The Finn International Post-Graduate Service Fellowship

“Don’t wait too long to experience things outside of the place you live, the people you know, where you work.” — Mike Finn


The Finn International Service Fellowship (the “Finn Fellowship”) was established in 2015 by the empowering philanthropy of Mike and Janet Finn who have been longstanding partners in the public interest training and global service visions of the Moritz College of Law. The recently launched Public Service Law Center at Moritz was made possible due to Mr. and Mrs. Finn’s generosity. Now, through the Finn Fellowship, the College is able to expose new graduates who possess a demonstrated interest in international service to the realities of law in a complex global society – providing financial support for a yearlong training and educational experience in an international setting. In many cases, we hope that the fellowship will launch a career in international service; in every case we expect the fellow’s work to impact the world and shape the fellow’s own professional development. To gain more insight into the experience, please see quotes from Finn International Fellows.

About the Fellowship

The Finn Fellowship enables one graduating Moritz J.D. student to devote 12 months to public interest training and legal service outside of the United States. A one-year non-renewable stipend of $60,000 is provided (health insurance is optional). The Fellow is responsible for researching any tax ramifications.

Applicant Eligibility

Applicants must be in their graduating year at Moritz and in good academic standing. Preference will be given to applicants with a demonstrated commitment to public interest legal work. This interest and commitment may be demonstrated through their prior public service experience, personal essays, recommendations, extracurricular activities, law school course work, academic achievements, and current work plans. Applicants must exhibit maturity and a professional demeanor appropriate for placement.

Qualifying Work

Eligible fields of work include, but are not limited to: Law and Development; Human Rights; Gender Equity; Environmental Law; Transitional Justice; and Peace, Stability and Democracy.

Fellows must begin their public interest training and legal service under the supervision of an attorney no later than September 30 (allowing time for bar exam study and testing). Eligible placement organizations include non-profit, non-governmental organizations, charitable organizations, international organizations, international courts, and other appropriate entities. Placements based outside of the United States are strongly preferred. In certain exceptions, the Finn Fellowship can be awarded to applicants with placements in international organizations inside the United States, if the Finn Fellowship Committee decides that the placement would mainly cover international legal issues.

Securing a Placement

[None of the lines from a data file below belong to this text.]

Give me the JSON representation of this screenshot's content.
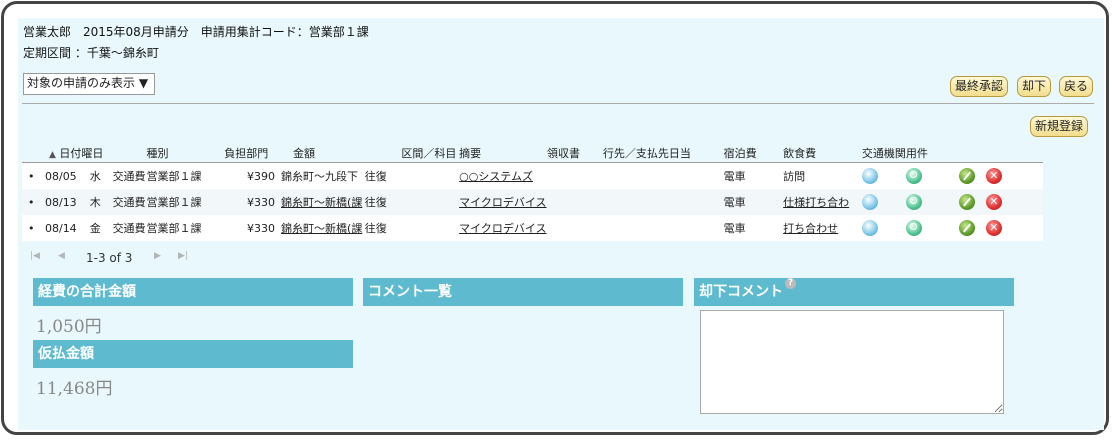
{
  "header": {
    "line1": "営業太郎　2015年08月申請分　申請用集計コード：営業部１課",
    "line2": "定期区間 ：千葉～錦糸町"
  },
  "filter": {
    "selected": "対象の申請のみ表示 ▼"
  },
  "buttons": {
    "final_approve": "最終承認",
    "reject": "却下",
    "back": "戻る",
    "new_entry": "新規登録"
  },
  "table": {
    "sort_indicator": "▲",
    "columns": [
      "日付曜日",
      "種別",
      "負担部門",
      "金額",
      "区間／科目",
      "摘要",
      "領収書",
      "行先／支払先",
      "日当",
      "宿泊費",
      "飲食費",
      "交通機関",
      "用件"
    ],
    "rows": [
      {
        "bullet": "•",
        "date": "08/05",
        "dow": "水",
        "type": "交通費",
        "dept": "営業部１課",
        "amount": "¥390",
        "route": "錦糸町～九段下",
        "note": "往復",
        "dest": "○○システムズ",
        "transport": "電車",
        "purpose": "訪問"
      },
      {
        "bullet": "•",
        "date": "08/13",
        "dow": "木",
        "type": "交通費",
        "dept": "営業部１課",
        "amount": "¥330",
        "route": "錦糸町～新橋(課",
        "note": "往復",
        "dest": "マイクロデバイス",
        "transport": "電車",
        "purpose": "仕様打ち合わ"
      },
      {
        "bullet": "•",
        "date": "08/14",
        "dow": "金",
        "type": "交通費",
        "dept": "営業部１課",
        "amount": "¥330",
        "route": "錦糸町～新橋(課",
        "note": "往復",
        "dest": "マイクロデバイス",
        "transport": "電車",
        "purpose": "打ち合わせ"
      }
    ]
  },
  "pager": {
    "text": "1-3 of 3"
  },
  "summary": {
    "total_label": "経費の合計金額",
    "total_value": "1,050円",
    "advance_label": "仮払金額",
    "advance_value": "11,468円",
    "comments_label": "コメント一覧",
    "reject_comment_label": "却下コメント"
  },
  "icons": {
    "first": "first-page-icon",
    "prev": "prev-page-icon",
    "next": "next-page-icon",
    "last": "last-page-icon",
    "view": "view-icon",
    "search": "search-icon",
    "edit": "edit-icon",
    "delete": "delete-icon",
    "help": "help-icon"
  },
  "colors": {
    "panel_bg": "#e9f8fc",
    "section_header": "#5ebbcf",
    "button_bg": "#f2dd8c"
  }
}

Prospective applicants are strongly encouraged to explore possibilities and to discuss their proposals with the Assistant Dean of International & Graduate Affairs prior to submission; however, the process of securing a qualifying placement is the responsibility of the fellowship candidate. If more than one placement offer is available, the applicant should rank them in order of preference and clearly mark them on their application materials.

Some resources for researching organizations and opportunities are:

UN and intergovernmental organizations (

The Public Service Jobs Directory (

ABA Rule of Law Initiative Job Opportunities Abroad (

Global Jobs (

Human Rights Jobs (

Human Rights Resource Center (

South Centre in Geneva (

International Development Jobs (;;

Comprehensive List of International Organizations (

European Affairs Job Site (

USAID Jobs (

Equal Justice Works (

NGO jobs (among others) (

Application Deadline

Applications are due electronically via email on or before March 1 by noon (12:00pm).

Application Requirements

Please email ONE document with all required documents saved into a single PDF:

— Essay of three to five pages describing professional goals and how the specific fellowship placement would help the applicant achieve those goals. The essay should include details about a specific set of issues or interests the applicant is passionate about pursuing, and the practice, advocacy and/or research goals s/he hopes to achieve over the course of a year. The essay should also include details about the applicant’s interest or commitment to learning and service work in an international setting more generally.
— A resume.
— A law school transcript.
— A list of two references with complete contact information. Moritz faculty members may serve as references.
— A letter from any committed sponsoring organization(s) sent directly to Assistant Dean for International and Graduate Affairs ( outlining:

— Commitment to placing the Fellow
— Statement certifying that the applicant will not be receiving additional pay (in addition to the fellowship award) directly from the organization
— Organizational vision, mission and/or objective statements
— A summary of current activities
— How hosting a Finn Fellow will enable the organization to further its mission and meet relevant needs
— The nature of its commitment to hosting a fellow and plans for supervision
— Any resources that may be available for mentorship and professional development

Decision Timeline

The Committee may require interviews. The Finn Fellowship Committee will announce decisions by the end of March.

Fellow Reporting Requirements

The fellow will be required to submit a final report within 30 days of the end of the fellowship about the experience, the work done, any recommendations, and whether the fellow would recommend that organization for future placements.

Contact Information

Laura Fernández-Álvarez, Assistant Dean
Office of International & Graduate Affairs
The Ohio State University Moritz College of Law
55 W 12th Avenue, 341 Drinko Hall
Columbus, Ohio 43210
Phone: +1-614-688-5328/